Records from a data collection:
▬▬▬▬▬▬
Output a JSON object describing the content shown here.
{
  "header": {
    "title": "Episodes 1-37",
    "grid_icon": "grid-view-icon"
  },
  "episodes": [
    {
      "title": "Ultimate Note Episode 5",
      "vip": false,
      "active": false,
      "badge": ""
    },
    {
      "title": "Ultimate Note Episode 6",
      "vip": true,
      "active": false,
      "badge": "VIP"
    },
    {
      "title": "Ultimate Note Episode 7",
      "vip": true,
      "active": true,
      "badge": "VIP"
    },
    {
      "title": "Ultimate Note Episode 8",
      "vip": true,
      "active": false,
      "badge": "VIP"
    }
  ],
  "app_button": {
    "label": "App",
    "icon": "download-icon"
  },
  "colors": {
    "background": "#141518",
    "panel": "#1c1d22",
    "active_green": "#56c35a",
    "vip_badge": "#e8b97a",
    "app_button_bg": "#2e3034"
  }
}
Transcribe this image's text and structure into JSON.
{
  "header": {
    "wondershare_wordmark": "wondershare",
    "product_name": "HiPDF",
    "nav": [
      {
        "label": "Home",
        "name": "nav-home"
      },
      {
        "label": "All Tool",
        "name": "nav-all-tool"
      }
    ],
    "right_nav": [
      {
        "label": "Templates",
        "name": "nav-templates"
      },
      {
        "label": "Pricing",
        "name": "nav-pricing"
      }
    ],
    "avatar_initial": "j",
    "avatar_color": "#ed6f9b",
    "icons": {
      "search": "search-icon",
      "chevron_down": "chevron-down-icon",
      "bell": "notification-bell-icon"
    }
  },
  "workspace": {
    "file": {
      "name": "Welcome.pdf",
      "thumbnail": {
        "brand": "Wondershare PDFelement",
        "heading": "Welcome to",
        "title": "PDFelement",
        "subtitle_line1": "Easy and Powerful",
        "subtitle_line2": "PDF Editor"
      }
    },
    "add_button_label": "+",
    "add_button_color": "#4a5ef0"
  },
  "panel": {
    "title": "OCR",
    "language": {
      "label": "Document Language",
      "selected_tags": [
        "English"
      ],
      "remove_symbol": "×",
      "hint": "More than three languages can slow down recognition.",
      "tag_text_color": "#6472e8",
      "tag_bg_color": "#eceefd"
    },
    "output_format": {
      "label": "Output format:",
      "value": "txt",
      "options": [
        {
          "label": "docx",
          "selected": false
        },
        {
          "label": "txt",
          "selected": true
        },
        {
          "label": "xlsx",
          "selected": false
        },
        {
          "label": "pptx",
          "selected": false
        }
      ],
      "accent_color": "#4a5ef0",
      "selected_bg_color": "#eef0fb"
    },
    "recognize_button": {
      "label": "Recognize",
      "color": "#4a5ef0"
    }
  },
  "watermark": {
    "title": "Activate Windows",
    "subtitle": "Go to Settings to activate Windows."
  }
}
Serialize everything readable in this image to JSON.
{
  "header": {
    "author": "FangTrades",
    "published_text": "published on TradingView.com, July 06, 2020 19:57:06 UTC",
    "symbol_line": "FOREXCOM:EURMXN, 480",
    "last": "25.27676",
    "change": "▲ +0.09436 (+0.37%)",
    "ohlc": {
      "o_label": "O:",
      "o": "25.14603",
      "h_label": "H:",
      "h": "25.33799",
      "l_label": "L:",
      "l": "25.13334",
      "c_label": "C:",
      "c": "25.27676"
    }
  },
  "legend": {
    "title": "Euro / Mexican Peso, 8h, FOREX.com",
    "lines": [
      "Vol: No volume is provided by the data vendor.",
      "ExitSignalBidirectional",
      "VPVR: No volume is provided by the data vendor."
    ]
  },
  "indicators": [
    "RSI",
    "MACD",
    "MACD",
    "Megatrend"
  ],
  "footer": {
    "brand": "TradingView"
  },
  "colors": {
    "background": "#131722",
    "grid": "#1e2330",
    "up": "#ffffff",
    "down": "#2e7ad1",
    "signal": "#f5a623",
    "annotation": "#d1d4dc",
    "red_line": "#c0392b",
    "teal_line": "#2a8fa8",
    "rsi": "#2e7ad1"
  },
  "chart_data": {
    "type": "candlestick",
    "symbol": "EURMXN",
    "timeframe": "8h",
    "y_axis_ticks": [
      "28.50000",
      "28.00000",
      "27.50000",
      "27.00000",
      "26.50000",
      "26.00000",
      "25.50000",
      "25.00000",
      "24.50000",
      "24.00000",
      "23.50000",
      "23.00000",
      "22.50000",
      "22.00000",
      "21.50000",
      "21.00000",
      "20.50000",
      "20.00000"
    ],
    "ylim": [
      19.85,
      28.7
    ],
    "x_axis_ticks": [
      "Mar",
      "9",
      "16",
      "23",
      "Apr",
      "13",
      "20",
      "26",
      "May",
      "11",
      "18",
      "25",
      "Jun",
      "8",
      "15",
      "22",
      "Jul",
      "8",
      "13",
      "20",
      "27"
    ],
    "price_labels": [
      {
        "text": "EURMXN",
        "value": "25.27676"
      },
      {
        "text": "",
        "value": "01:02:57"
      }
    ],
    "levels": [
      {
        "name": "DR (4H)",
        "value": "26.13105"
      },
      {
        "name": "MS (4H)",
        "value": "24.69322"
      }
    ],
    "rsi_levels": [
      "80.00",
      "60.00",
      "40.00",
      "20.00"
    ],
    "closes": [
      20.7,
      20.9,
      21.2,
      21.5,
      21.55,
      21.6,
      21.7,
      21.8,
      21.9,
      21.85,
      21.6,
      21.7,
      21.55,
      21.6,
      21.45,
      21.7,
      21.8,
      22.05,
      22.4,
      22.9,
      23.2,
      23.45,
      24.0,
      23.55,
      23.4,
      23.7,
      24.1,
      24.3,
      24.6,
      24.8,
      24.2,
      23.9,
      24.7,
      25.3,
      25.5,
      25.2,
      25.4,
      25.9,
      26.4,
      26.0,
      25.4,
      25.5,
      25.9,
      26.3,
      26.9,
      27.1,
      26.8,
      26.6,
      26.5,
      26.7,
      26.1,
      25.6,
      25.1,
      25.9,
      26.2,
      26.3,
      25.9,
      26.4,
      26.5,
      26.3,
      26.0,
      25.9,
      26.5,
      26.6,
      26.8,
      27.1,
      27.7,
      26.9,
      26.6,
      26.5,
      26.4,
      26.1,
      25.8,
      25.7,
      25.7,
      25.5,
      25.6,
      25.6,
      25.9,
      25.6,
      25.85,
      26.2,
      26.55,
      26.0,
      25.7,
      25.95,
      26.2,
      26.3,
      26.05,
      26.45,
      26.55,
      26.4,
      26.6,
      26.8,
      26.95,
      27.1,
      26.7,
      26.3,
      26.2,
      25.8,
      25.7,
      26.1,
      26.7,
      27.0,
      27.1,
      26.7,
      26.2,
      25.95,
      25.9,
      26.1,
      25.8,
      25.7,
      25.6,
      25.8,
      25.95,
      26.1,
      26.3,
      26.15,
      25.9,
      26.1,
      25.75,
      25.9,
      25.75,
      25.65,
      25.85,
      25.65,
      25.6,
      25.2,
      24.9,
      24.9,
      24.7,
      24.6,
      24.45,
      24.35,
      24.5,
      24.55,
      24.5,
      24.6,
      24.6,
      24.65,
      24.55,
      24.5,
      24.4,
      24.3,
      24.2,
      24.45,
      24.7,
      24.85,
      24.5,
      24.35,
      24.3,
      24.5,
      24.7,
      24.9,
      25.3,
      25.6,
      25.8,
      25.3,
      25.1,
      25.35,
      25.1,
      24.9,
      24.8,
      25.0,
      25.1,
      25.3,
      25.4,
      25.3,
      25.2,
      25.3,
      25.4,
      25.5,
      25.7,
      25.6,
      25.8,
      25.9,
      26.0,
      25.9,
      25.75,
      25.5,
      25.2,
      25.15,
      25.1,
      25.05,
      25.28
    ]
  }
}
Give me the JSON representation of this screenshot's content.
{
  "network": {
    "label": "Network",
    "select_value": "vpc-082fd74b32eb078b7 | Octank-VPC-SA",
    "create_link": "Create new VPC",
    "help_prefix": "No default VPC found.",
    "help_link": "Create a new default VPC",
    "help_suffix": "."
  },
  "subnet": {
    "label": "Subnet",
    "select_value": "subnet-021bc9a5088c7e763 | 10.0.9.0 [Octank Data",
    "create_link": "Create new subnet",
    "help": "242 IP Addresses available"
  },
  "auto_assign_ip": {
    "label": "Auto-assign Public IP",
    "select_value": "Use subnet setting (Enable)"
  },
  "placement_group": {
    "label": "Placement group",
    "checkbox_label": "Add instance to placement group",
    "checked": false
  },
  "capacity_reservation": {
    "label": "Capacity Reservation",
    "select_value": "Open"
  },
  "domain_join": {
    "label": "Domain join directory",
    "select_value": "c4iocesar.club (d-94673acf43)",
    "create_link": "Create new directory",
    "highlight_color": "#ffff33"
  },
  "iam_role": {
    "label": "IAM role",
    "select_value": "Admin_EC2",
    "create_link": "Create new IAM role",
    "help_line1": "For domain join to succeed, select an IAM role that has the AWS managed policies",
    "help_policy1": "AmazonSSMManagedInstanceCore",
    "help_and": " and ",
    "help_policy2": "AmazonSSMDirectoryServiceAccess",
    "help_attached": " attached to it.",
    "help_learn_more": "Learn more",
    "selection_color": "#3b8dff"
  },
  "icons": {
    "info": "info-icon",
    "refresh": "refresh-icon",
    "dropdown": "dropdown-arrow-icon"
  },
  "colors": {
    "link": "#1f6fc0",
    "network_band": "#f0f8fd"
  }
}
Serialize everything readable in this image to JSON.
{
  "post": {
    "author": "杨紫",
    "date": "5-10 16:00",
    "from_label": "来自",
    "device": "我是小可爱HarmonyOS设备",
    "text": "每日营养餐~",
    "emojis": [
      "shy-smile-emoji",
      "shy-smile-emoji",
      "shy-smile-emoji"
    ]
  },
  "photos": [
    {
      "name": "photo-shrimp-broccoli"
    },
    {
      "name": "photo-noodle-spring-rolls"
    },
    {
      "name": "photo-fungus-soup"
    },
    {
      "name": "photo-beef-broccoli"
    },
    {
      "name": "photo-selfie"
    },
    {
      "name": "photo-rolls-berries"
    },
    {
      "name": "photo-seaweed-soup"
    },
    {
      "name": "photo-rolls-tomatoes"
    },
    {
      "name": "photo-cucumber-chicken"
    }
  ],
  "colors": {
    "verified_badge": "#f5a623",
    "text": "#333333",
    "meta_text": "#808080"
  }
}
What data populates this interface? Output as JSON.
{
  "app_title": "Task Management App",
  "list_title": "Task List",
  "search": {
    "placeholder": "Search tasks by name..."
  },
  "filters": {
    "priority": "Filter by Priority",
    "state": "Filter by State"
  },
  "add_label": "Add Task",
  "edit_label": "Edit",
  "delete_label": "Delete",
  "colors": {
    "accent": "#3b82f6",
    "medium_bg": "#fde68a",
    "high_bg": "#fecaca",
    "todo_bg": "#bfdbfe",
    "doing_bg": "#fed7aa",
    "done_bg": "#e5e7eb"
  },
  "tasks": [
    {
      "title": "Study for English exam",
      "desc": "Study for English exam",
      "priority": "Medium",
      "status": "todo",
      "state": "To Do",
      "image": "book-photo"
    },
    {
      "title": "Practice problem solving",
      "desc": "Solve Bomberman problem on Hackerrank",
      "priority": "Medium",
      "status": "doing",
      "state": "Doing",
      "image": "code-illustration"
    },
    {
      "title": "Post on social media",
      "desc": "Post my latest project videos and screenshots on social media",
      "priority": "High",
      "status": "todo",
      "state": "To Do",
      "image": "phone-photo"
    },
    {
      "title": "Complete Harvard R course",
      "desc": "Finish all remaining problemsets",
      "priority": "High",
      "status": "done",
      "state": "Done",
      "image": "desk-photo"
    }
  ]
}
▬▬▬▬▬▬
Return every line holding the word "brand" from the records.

        "brand": "Wondershare PDFelement",
    "brand": "TradingView"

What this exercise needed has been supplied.